Y.-M. Chou*, X. Jiang, Q. Liu, H.-M. Hu, C.-C. Wu, J. Liu, Z. Jiang, T.-Q. Lee, C.-C. Wang, Y.-F. Song, C.-C. Chiang, L. Tan, M. A. Lone, Y. Pan, R. Zhu, Y. He, Y.-C. Chou, A.-H. Tan, A. P. Roberts, X
Polarity reversals of the geomagnetic field have occurred through billions of years of Earth history and were first revealed in the early 20th century. Almost a century later, details of transitional field behavior during geomagnetic reversals and excursions remain poorly known. Here, we present a multidecadally resolved geomagnetic excursion record from a radioisotopically dated Chinese stalagmite at 107–91 thousand years before present with age precision of several decades.

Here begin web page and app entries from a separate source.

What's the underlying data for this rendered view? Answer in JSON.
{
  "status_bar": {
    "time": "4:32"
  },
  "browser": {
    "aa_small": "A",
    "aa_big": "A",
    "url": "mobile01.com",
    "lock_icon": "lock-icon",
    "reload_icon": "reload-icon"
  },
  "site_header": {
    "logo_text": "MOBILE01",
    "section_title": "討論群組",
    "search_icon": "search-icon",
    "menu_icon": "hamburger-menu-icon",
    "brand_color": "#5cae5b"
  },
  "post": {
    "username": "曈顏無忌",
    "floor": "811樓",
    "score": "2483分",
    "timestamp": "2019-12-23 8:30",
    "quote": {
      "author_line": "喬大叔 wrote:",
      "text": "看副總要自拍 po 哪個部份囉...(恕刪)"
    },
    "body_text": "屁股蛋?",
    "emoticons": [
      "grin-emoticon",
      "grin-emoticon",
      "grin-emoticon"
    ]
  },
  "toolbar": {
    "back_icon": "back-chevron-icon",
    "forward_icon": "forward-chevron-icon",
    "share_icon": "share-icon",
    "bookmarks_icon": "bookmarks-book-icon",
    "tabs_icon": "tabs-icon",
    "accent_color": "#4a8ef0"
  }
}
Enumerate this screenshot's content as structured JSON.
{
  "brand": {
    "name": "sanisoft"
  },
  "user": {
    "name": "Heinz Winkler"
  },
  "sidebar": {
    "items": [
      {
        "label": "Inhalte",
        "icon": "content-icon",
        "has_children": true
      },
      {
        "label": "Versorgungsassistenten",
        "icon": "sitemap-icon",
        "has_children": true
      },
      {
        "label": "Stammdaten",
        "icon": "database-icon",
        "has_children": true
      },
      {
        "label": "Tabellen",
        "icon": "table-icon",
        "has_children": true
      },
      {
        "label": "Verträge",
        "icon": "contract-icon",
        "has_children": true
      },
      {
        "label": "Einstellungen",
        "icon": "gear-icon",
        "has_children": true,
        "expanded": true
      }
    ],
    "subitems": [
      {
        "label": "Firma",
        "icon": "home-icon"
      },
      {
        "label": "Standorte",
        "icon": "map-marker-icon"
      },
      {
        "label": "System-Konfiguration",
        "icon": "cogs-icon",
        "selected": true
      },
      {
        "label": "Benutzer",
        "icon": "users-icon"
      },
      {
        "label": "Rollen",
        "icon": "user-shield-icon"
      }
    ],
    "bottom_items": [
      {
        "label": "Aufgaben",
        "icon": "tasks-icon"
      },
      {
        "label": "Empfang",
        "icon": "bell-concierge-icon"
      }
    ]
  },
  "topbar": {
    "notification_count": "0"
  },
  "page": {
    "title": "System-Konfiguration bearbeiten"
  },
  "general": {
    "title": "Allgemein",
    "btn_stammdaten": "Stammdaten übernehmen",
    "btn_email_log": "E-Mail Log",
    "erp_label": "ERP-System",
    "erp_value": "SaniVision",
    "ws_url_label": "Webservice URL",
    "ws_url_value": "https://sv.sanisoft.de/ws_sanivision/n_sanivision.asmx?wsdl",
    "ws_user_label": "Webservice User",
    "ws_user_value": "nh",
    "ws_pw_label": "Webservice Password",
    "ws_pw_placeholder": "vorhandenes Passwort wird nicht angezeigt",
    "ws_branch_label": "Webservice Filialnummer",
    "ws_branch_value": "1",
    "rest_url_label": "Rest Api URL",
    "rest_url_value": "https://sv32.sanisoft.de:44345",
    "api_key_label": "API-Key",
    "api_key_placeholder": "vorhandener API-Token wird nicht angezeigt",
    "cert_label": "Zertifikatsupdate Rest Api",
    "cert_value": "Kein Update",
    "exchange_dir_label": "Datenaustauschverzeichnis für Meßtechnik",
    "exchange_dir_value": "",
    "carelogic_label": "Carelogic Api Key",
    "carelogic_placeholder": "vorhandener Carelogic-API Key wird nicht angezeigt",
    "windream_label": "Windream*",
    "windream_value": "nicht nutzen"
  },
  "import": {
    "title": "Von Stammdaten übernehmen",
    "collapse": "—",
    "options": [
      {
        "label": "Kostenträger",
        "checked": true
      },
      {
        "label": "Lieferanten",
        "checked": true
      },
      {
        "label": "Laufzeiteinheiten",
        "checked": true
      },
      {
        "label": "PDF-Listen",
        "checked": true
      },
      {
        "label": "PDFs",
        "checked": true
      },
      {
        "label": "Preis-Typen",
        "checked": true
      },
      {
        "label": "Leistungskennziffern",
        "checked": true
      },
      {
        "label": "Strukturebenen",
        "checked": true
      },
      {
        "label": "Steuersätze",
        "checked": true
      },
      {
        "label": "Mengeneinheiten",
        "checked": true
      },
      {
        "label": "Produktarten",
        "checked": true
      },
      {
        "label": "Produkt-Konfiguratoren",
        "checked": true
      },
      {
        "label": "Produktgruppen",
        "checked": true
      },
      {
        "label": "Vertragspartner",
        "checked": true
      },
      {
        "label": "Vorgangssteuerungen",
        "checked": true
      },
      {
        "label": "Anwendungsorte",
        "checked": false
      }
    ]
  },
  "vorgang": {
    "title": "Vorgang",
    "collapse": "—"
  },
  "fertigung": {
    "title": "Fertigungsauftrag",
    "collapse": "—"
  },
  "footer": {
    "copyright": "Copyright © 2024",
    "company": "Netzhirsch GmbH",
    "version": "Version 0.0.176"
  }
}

The duration of geomagnetic directional oscillations ranged from several centuries at 106–103 thousand years before present to millennia at 98–92 thousand years before present, with one abrupt reversal transition occurring in one to two centuries when the field was weakest. These features indicate prolonged geodynamo instability. Repeated asymmetrical interhemispheric polarity drifts associated with weak dipole fields likely originated in Earth’s deep interior. If such rapid polarity changes occurred in future, they could severely affect satellites and human society.